If one looks at the world from space, they will be met with luscious green expanses, bubbling white clouds, and imperceptibly deep-blue waters. From above, the Earth would appear harmless, unassuming, almost as if nothing could go wrong.
On October 31st, the seventh billion person was born.
That person is Danica May Camacho. She was born into a struggling family in an overwhelmingly crowded hospital. Despite her circumstantial conditions, the pregnancy was mostly without complications. Upon her arrival, she was given a cake that read “7B Philippines”, as well as a gift certificate for a free pair of shoes.
Perhaps, though, those shoes and that cake were an apology for unlike any generation before, Danica is faced with crippling uncertainty. Poverty is systematic. Fresh water and food sources are scarce. Energy sources are being drained. Ecological degradation is occurring at an ever-increasing rate. In short, it seems that the world is doomed to peril.
It is not Danica’s fault though; this is for certain. She never asked to be born. None of us ever did. Perhaps if Danica could have chosen, she may have never asked to be born to a world someone else messed up.
That someone else is us. What was once – from the wealth of a planet to the wealth of a bank – is ours to solely claim and consequently dwindle, and what is – from a world that struggles to satisfy its rapidly increasing population – is Danica’s to strain over.
For that, future generations, please accept our apologies.
Such an outcome, though, is not without prediction. Thomas Malthus famously noted that humankind would lead to its own inevitable condemnation. He stated that, “The power of population is indefinitely greater than the power in the earth to produce subsistence for man.” This was in 1798. From that day, demographers have been equally eschatological. Currently, the world was supposed to end 242 times.
Here we are. Here Danica is. Here the future still exists, although barely.
For it seems that what has been forgotten in all the systematic models, in all the apocalyptic formulas, in all the harrowing predictions, is humanity’s ingenuity. Granted, it is this same ingenuity that produced such a royal mess, and granted that it is this ingenuity that is telling us that the world is doomed – but it is this same ingenuity that has, and will, bring about solutions.
While it is true much that has been written about this seventh billion birth is the reality check that is needed, and the consequences of humanity’s disastrous climb to its unknown carrying capacity, we have failed to see that the solutions, as well as the problems, are in ourselves.
If it is true that there is power in numbers, imagine if all seven billion of us went out to change the world. If all seven billion of us did something positive, or voiced a constructive opinion, or simply cared for our fellow species, who knows what world the eighth billion baby would be born into?

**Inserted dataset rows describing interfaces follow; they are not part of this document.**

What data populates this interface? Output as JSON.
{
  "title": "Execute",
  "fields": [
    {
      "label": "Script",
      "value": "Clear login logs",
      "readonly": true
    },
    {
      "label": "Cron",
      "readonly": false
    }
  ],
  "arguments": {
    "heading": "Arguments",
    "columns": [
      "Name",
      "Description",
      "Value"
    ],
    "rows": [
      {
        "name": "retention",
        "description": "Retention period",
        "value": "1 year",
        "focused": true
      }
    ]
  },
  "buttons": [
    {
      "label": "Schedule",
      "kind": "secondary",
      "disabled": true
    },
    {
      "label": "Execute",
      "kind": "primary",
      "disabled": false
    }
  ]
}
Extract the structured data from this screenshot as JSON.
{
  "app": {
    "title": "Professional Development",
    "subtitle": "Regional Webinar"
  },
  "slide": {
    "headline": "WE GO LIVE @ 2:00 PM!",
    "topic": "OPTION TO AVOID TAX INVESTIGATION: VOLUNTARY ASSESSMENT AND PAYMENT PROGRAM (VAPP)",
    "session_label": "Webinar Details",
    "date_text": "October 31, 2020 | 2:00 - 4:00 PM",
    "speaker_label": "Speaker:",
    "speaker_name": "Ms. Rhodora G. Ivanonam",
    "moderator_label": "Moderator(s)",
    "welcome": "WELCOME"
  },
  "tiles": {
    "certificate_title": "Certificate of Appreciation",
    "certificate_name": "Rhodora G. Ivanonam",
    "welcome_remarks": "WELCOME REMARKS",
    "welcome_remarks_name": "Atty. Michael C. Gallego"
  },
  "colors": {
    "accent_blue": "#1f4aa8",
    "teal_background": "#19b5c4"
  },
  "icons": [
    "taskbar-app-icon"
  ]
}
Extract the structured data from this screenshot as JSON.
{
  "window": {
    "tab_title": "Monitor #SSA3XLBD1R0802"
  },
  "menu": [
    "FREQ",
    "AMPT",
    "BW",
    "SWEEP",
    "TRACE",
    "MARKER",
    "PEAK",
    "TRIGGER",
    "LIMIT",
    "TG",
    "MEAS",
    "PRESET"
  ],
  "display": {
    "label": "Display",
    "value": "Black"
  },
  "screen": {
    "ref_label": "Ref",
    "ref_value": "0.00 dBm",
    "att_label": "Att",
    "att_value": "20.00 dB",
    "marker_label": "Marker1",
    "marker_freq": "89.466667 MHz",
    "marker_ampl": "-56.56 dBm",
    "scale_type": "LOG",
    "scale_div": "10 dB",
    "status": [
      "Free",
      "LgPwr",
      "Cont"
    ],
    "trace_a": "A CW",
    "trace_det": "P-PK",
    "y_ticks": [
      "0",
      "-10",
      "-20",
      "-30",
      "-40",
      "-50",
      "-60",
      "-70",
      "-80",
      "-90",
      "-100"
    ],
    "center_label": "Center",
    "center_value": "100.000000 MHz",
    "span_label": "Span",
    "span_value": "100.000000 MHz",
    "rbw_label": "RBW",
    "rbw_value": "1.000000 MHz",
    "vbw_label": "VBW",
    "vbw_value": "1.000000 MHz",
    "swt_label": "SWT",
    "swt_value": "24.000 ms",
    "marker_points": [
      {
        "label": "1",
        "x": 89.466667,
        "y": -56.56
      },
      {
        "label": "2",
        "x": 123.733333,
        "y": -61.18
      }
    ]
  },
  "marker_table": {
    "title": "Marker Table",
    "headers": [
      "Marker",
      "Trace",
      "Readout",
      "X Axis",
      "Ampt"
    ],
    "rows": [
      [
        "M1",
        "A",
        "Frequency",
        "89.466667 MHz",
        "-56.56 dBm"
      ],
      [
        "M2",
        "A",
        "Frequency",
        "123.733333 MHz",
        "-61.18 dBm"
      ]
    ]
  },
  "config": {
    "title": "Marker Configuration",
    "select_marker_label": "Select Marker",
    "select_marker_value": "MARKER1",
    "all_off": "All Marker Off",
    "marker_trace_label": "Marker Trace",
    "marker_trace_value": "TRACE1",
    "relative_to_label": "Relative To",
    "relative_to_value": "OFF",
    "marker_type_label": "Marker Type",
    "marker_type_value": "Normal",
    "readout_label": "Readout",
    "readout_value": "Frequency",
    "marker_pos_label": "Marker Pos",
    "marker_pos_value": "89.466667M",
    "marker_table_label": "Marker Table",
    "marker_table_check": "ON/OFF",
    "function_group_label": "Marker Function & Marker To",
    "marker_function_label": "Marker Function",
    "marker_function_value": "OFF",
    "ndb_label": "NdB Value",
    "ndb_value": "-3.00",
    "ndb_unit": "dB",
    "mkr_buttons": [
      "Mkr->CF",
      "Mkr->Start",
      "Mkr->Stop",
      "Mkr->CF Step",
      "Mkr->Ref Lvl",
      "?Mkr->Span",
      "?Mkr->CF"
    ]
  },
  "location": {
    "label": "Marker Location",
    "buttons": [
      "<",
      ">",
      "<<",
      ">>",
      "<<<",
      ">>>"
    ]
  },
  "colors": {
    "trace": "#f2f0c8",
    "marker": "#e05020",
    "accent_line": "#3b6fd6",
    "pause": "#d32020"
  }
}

To do this, perhaps we’d have to set aside our differences, our religions, our cultures, and all else that divides us. Maybe that seems lofty. Maybe not. Though, if a person considers it, they may realize it is by accident that they are a certain religion, it is by accident that they are a certain culture, but it is inevitable that they are human. We all are. It is all we will ever be. If we discard the labels and conceptions, we will find something we have always had: humanity – and in turn, solutions to our own self-imposed destruction.
For the solutions needed to solve the dilemmas we face must help the entire world, not just one culture, one religion, or one nation.
This may never happen. As time progresses, divisions have never been more evident. There exists the gap between the wealthiest and the poorest, the intelligent and the dumb, and the able and the inept. So it goes on. The list is long and arduous. To add insult to injury, most of us stand as town callers rather than town doers, as this blog is a painful testimony. As far as can be seen, the world will only get worse both from lack of action and the inappropriate actions we perform. In a way, the end of times – or at least our times – will be caused by ourselves, and the conceptions of what we are supposed to be and do.
As it stands, either humanity will destroy itself or humanity will control itself. Those are the only options. One leads to the end, one leads to a new beginning.
As the cliché goes, change is the only thing that is constant. It may be that as time progresses, we are no longer burdened by what we perceive ourselves to be. We may end, that much is certain, but in our ending, we may become something greater than ourselves: a new beginning of humanity. If so, then the world as we know it may look the same from space, but be entirely different. Instead of looking harmless, unassuming, and as if nothing could go wrong, it may very well be those things.